   Say Tsu-dong, bar boy at the German Club, said the accused, who was unknown to him, went to the Club at about eight o'clock on the evening of the 3rd of November and asked for two magnums of champagne.  Witness said he had only one magnum, so accused took that with two quarts. One bottle was broken by the prisoner and he took away another. In reply to witness accused said he was employed by Soy Chee (Messrs Arnhold, Karberg & C0o.).

   A Juror enquired whether any attempt had been made to collect the chits.

   His Lordship remarked probably not.
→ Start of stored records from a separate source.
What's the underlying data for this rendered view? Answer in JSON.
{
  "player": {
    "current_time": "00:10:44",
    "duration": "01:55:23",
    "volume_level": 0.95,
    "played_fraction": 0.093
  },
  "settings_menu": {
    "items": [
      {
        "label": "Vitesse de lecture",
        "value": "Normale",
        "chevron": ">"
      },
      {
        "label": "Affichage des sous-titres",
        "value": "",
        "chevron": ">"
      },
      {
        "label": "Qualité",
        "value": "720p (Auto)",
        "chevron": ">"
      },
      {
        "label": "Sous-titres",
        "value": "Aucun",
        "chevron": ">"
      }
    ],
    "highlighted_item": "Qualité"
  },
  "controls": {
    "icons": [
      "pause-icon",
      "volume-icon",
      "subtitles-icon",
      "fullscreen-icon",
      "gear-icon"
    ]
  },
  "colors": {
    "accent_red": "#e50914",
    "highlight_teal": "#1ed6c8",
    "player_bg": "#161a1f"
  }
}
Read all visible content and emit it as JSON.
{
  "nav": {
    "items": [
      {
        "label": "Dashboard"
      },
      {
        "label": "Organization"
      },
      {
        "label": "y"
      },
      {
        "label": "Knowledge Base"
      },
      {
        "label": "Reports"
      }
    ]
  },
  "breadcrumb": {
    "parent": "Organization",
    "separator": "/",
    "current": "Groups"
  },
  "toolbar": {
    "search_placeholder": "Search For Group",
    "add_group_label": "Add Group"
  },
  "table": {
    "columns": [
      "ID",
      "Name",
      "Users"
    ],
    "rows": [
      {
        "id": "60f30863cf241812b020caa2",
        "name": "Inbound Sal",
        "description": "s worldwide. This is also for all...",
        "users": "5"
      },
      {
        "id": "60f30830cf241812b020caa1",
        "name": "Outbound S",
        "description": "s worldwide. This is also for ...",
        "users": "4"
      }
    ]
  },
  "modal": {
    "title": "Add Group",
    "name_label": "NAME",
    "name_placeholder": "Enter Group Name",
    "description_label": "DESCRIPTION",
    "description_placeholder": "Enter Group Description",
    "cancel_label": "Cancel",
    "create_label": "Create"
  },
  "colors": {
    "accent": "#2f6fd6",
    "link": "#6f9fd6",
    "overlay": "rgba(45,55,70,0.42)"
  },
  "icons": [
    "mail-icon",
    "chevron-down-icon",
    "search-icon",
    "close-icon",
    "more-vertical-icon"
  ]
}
If they had been presented, that would be, as it were, treating the affair on the part of the Club as a commercial transaction.

   Mr. W. Gerage, of the firm of Arnhold, Karberg & Co. gave evidence that the prisoner was not connected with the firm/ 

   This closed the case for the prosecution, and the prisoner called no evidence.

   Mr. Wilkinson having addressed the Jury,

   The prisoner said he had been signing chits in the Concordia Tent at the Races on the three days, and he thought the subject of the charge was on the same footing. He denied representing he was employed at Soy Chee, and suggested that the boy thinking he would be held responsible for having sold the wine to a non-member, invented the story.

   His Lordship briefly summing up, said it was as men of the world and members of the Shanghai community the jury had to consider the case. It was not necessary for a person to make false pretences by word of mouth, and if they thought that the accused obtained the wine by generally false representations then they would find him guilty.

   A juror said that another juror suggested that the prisoner should be asked whether he said he was employed at Soy Chee.

   His Lordship said the accused could not give evidence, but he had addressed the Jury.

   After consulting in private for a few minutes, the Jury returned a verdict of "Guilty," and the accused was sentenced to two months' imprisonment with hard labour.

[See 3 December, Police Court, for first hearing.]

Published by Centre for Comparative Law, History and Governance at Macquarie Law School